It should have been enough for Washington sports fans that the Wizards clinched an NBA playoff spot for the first time since 1997 by beating the up-and-coming Chicago Bulls at MCI Center Wednesday night. But one night later, something even more unthinkable occurred: Major League Baseball returned to Washington.
My dad, John Rowley Harvey, took me to the last Senators game at RFK back in 1971, when I was 10. I remember the fans rushing the field in the bottom of the ninth, the chaos that ensued -- frightening for a 10-year-old.
My dad died six months later in Vietnam. So that was the last baseball game he ever took me to. I grew up loving the O's but missing the old Senators.
Now, 34 years later, I'm taking my 7-year-old son, Rowley Harvey, to opening night at RFK.
I paid a ridiculous amount to scalpers for two tickets -- but it's worth it to close the circle. Seeing this game with my son is something I'll remember my whole life, and hopefully something that will strengthen the spark of my father's spirit for my son to carry.
Michael Harvey, Chestertown, Md.
Who knew so many here cared? Not MLB.
I brought my dad and son to the home opener, so three generations of Farleys were on hand for the return of baseball to Washington. My dad especially enjoyed seeing Mickey Vernon, one of his heroes. I brought my ticket stub to the game from the last Senators game in 1971 and held it as the Nats took the field. I wore the 26-year-old Senators cap that a friend sent me the day my son was born. The night was more than grand; it was perfect.
John Farley, Potomac
Can't top your remarks, so I won't try.
Baseball's return to Washington reminds me of my teenage years at Griffith Stadium during the '40s. I operated the baseball scoreboard for six years, beginning in 1944. My most memorable year was 1945, when I came close to working the scoreboard for the World Series. However, it wasn't to be; the Senators lost the pennant to Detroit.

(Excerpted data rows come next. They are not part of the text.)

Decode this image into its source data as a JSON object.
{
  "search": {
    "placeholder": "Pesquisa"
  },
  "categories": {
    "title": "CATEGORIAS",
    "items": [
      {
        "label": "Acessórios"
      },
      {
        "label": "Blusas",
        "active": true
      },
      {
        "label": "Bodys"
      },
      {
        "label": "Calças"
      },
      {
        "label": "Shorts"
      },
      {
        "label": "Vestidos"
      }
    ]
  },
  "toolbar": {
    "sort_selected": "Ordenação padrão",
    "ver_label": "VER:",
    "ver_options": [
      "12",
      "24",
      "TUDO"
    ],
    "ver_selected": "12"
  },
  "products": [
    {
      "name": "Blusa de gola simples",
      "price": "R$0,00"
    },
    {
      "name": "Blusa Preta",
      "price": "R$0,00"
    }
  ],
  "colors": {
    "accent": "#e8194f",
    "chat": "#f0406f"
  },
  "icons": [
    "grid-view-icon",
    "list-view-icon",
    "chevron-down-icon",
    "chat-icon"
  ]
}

I'm excited about becoming a National League fan now that we have the Nationals.
Stan Ehrlich, Silver Spring
Okay, Stan, enough with the nostalgia; go to RFK this summer.